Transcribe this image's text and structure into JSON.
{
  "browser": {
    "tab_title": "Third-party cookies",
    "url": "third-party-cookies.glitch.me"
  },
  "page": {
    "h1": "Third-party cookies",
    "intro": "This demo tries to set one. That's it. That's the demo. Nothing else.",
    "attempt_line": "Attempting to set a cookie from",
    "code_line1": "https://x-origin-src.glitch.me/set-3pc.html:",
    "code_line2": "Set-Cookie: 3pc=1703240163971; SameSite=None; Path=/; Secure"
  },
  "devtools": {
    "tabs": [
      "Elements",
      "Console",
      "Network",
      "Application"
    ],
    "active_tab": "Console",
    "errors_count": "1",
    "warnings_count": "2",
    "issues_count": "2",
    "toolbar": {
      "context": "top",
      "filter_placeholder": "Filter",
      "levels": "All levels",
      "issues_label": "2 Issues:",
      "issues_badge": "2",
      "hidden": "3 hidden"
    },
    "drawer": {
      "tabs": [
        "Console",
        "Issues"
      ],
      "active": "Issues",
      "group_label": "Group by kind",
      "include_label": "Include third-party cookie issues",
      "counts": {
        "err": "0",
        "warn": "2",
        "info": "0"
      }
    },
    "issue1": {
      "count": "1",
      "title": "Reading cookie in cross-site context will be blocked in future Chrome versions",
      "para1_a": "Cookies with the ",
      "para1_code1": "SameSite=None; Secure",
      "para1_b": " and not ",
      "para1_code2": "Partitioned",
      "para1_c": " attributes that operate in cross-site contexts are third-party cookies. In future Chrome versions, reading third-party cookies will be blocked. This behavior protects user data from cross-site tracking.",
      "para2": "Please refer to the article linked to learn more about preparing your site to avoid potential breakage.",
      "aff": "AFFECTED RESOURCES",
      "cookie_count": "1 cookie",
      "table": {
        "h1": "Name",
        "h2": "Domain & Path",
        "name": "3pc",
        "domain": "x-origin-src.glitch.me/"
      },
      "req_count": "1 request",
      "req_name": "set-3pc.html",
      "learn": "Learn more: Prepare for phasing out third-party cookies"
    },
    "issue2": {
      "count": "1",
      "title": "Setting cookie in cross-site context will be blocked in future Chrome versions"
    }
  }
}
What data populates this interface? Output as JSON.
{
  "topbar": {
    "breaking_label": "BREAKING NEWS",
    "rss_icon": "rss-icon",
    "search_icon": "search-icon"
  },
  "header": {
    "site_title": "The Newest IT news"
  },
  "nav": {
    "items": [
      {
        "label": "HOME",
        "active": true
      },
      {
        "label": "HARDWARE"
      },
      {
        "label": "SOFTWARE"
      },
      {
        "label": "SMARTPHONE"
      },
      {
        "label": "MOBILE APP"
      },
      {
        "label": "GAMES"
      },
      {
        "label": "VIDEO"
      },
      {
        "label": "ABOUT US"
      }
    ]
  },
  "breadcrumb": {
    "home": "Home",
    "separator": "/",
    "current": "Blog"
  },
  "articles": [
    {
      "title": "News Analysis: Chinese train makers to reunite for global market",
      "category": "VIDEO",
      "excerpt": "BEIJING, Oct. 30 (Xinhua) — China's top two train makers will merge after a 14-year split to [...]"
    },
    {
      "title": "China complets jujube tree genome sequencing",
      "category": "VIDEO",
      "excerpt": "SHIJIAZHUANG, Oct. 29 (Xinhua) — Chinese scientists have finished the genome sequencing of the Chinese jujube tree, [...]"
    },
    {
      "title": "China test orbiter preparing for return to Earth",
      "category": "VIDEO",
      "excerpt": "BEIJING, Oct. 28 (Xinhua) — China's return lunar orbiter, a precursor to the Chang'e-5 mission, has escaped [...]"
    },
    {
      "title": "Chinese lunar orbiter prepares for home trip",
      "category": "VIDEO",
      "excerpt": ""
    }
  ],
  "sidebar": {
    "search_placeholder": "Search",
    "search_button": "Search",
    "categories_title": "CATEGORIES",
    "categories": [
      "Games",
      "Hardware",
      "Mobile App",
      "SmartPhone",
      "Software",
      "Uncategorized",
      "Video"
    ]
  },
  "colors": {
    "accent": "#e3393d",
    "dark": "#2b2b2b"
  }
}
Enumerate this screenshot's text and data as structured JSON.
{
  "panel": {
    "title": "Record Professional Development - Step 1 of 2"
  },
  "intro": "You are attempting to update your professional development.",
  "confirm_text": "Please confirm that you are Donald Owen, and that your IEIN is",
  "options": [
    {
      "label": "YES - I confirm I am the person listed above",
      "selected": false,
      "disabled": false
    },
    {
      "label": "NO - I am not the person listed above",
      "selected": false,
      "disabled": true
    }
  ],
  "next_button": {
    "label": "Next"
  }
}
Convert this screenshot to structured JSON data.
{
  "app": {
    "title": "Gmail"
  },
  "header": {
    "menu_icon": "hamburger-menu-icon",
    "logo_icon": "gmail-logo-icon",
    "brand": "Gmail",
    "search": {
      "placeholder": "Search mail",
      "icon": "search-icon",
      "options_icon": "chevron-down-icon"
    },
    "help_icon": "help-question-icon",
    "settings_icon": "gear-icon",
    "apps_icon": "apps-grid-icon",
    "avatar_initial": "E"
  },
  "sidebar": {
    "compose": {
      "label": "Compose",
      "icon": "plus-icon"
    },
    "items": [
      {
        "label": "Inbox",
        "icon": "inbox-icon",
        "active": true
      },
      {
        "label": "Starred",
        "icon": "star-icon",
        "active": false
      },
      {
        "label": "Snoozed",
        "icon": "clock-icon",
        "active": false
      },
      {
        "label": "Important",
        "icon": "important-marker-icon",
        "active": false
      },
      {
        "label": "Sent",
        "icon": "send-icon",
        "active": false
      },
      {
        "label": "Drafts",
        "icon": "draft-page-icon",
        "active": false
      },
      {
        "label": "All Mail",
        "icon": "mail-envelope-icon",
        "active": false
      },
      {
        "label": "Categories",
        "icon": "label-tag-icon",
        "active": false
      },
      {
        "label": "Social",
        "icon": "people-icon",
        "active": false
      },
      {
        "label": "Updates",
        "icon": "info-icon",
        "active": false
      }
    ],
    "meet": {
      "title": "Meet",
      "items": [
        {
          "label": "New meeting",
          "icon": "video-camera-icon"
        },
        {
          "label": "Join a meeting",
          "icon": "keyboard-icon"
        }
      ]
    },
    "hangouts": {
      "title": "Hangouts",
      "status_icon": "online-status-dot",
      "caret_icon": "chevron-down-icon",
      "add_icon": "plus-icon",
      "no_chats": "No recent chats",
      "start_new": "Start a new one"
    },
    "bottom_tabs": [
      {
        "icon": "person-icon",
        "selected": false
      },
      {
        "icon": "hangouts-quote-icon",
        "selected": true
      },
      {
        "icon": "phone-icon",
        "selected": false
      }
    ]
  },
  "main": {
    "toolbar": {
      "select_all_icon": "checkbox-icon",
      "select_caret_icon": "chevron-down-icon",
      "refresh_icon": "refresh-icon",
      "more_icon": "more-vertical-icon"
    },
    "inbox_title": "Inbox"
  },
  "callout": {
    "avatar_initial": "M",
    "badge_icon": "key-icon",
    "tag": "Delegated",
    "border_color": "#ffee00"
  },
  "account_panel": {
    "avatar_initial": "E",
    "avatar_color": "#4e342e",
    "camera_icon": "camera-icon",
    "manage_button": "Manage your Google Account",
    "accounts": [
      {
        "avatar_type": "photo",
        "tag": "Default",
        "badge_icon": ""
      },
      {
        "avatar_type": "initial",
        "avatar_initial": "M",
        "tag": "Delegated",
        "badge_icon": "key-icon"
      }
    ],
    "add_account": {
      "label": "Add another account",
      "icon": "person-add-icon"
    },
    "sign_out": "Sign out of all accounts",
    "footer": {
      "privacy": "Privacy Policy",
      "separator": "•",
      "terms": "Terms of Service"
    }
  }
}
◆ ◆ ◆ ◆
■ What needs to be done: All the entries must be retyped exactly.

■ Exercise solution:
Transcribe this image's text and structure into JSON.
{
  "browser": {
    "tab_title": "Third-party cookies",
    "url": "third-party-cookies.glitch.me"
  },
  "page": {
    "h1": "Third-party cookies",
    "intro": "This demo tries to set one. That's it. That's the demo. Nothing else.",
    "attempt_line": "Attempting to set a cookie from",
    "code_line1": "https://x-origin-src.glitch.me/set-3pc.html:",
    "code_line2": "Set-Cookie: 3pc=1703240163971; SameSite=None; Path=/; Secure"
  },
  "devtools": {
    "tabs": [
      "Elements",
      "Console",
      "Network",
      "Application"
    ],
    "active_tab": "Console",
    "errors_count": "1",
    "warnings_count": "2",
    "issues_count": "2",
    "toolbar": {
      "context": "top",
      "filter_placeholder": "Filter",
      "levels": "All levels",
      "issues_label": "2 Issues:",
      "issues_badge": "2",
      "hidden": "3 hidden"
    },
    "drawer": {
      "tabs": [
        "Console",
        "Issues"
      ],
      "active": "Issues",
      "group_label": "Group by kind",
      "include_label": "Include third-party cookie issues",
      "counts": {
        "err": "0",
        "warn": "2",
        "info": "0"
      }
    },
    "issue1": {
      "count": "1",
      "title": "Reading cookie in cross-site context will be blocked in future Chrome versions",
      "para1_a": "Cookies with the ",
      "para1_code1": "SameSite=None; Secure",
      "para1_b": " and not ",
      "para1_code2": "Partitioned",
      "para1_c": " attributes that operate in cross-site contexts are third-party cookies. In future Chrome versions, reading third-party cookies will be blocked. This behavior protects user data from cross-site tracking.",
      "para2": "Please refer to the article linked to learn more about preparing your site to avoid potential breakage.",
      "aff": "AFFECTED RESOURCES",
      "cookie_count": "1 cookie",
      "table": {
        "h1": "Name",
        "h2": "Domain & Path",
        "name": "3pc",
        "domain": "x-origin-src.glitch.me/"
      },
      "req_count": "1 request",
      "req_name": "set-3pc.html",
      "learn": "Learn more: Prepare for phasing out third-party cookies"
    },
    "issue2": {
      "count": "1",
      "title": "Setting cookie in cross-site context will be blocked in future Chrome versions"
    }
  }
}
What data populates this interface? Output as JSON.
{
  "topbar": {
    "breaking_label": "BREAKING NEWS",
    "rss_icon": "rss-icon",
    "search_icon": "search-icon"
  },
  "header": {
    "site_title": "The Newest IT news"
  },
  "nav": {
    "items": [
      {
        "label": "HOME",
        "active": true
      },
      {
        "label": "HARDWARE"
      },
      {
        "label": "SOFTWARE"
      },
      {
        "label": "SMARTPHONE"
      },
      {
        "label": "MOBILE APP"
      },
      {
        "label": "GAMES"
      },
      {
        "label": "VIDEO"
      },
      {
        "label": "ABOUT US"
      }
    ]
  },
  "breadcrumb": {
    "home": "Home",
    "separator": "/",
    "current": "Blog"
  },
  "articles": [
    {
      "title": "News Analysis: Chinese train makers to reunite for global market",
      "category": "VIDEO",
      "excerpt": "BEIJING, Oct. 30 (Xinhua) — China's top two train makers will merge after a 14-year split to [...]"
    },
    {
      "title": "China complets jujube tree genome sequencing",
      "category": "VIDEO",
      "excerpt": "SHIJIAZHUANG, Oct. 29 (Xinhua) — Chinese scientists have finished the genome sequencing of the Chinese jujube tree, [...]"
    },
    {
      "title": "China test orbiter preparing for return to Earth",
      "category": "VIDEO",
      "excerpt": "BEIJING, Oct. 28 (Xinhua) — China's return lunar orbiter, a precursor to the Chang'e-5 mission, has escaped [...]"
    },
    {
      "title": "Chinese lunar orbiter prepares for home trip",
      "category": "VIDEO",
      "excerpt": ""
    }
  ],
  "sidebar": {
    "search_placeholder": "Search",
    "search_button": "Search",
    "categories_title": "CATEGORIES",
    "categories": [
      "Games",
      "Hardware",
      "Mobile App",
      "SmartPhone",
      "Software",
      "Uncategorized",
      "Video"
    ]
  },
  "colors": {
    "accent": "#e3393d",
    "dark": "#2b2b2b"
  }
}
Enumerate this screenshot's text and data as structured JSON.
{
  "panel": {
    "title": "Record Professional Development - Step 1 of 2"
  },
  "intro": "You are attempting to update your professional development.",
  "confirm_text": "Please confirm that you are Donald Owen, and that your IEIN is",
  "options": [
    {
      "label": "YES - I confirm I am the person listed above",
      "selected": false,
      "disabled": false
    },
    {
      "label": "NO - I am not the person listed above",
      "selected": false,
      "disabled": true
    }
  ],
  "next_button": {
    "label": "Next"
  }
}
Convert this screenshot to structured JSON data.
{
  "app": {
    "title": "Gmail"
  },
  "header": {
    "menu_icon": "hamburger-menu-icon",
    "logo_icon": "gmail-logo-icon",
    "brand": "Gmail",
    "search": {
      "placeholder": "Search mail",
      "icon": "search-icon",
      "options_icon": "chevron-down-icon"
    },
    "help_icon": "help-question-icon",
    "settings_icon": "gear-icon",
    "apps_icon": "apps-grid-icon",
    "avatar_initial": "E"
  },
  "sidebar": {
    "compose": {
      "label": "Compose",
      "icon": "plus-icon"
    },
    "items": [
      {
        "label": "Inbox",
        "icon": "inbox-icon",
        "active": true
      },
      {
        "label": "Starred",
        "icon": "star-icon",
        "active": false
      },
      {
        "label": "Snoozed",
        "icon": "clock-icon",
        "active": false
      },
      {
        "label": "Important",
        "icon": "important-marker-icon",
        "active": false
      },
      {
        "label": "Sent",
        "icon": "send-icon",
        "active": false
      },
      {
        "label": "Drafts",
        "icon": "draft-page-icon",
        "active": false
      },
      {
        "label": "All Mail",
        "icon": "mail-envelope-icon",
        "active": false
      },
      {
        "label": "Categories",
        "icon": "label-tag-icon",
        "active": false
      },
      {
        "label": "Social",
        "icon": "people-icon",
        "active": false
      },
      {
        "label": "Updates",
        "icon": "info-icon",
        "active": false
      }
    ],
    "meet": {
      "title": "Meet",
      "items": [
        {
          "label": "New meeting",
          "icon": "video-camera-icon"
        },
        {
          "label": "Join a meeting",
          "icon": "keyboard-icon"
        }
      ]
    },
    "hangouts": {
      "title": "Hangouts",
      "status_icon": "online-status-dot",
      "caret_icon": "chevron-down-icon",
      "add_icon": "plus-icon",
      "no_chats": "No recent chats",
      "start_new": "Start a new one"
    },
    "bottom_tabs": [
      {
        "icon": "person-icon",
        "selected": false
      },
      {
        "icon": "hangouts-quote-icon",
        "selected": true
      },
      {
        "icon": "phone-icon",
        "selected": false
      }
    ]
  },
  "main": {
    "toolbar": {
      "select_all_icon": "checkbox-icon",
      "select_caret_icon": "chevron-down-icon",
      "refresh_icon": "refresh-icon",
      "more_icon": "more-vertical-icon"
    },
    "inbox_title": "Inbox"
  },
  "callout": {
    "avatar_initial": "M",
    "badge_icon": "key-icon",
    "tag": "Delegated",
    "border_color": "#ffee00"
  },
  "account_panel": {
    "avatar_initial": "E",
    "avatar_color": "#4e342e",
    "camera_icon": "camera-icon",
    "manage_button": "Manage your Google Account",
    "accounts": [
      {
        "avatar_type": "photo",
        "tag": "Default",
        "badge_icon": ""
      },
      {
        "avatar_type": "initial",
        "avatar_initial": "M",
        "tag": "Delegated",
        "badge_icon": "key-icon"
      }
    ],
    "add_account": {
      "label": "Add another account",
      "icon": "person-add-icon"
    },
    "sign_out": "Sign out of all accounts",
    "footer": {
      "privacy": "Privacy Policy",
      "separator": "•",
      "terms": "Terms of Service"
    }
  }
}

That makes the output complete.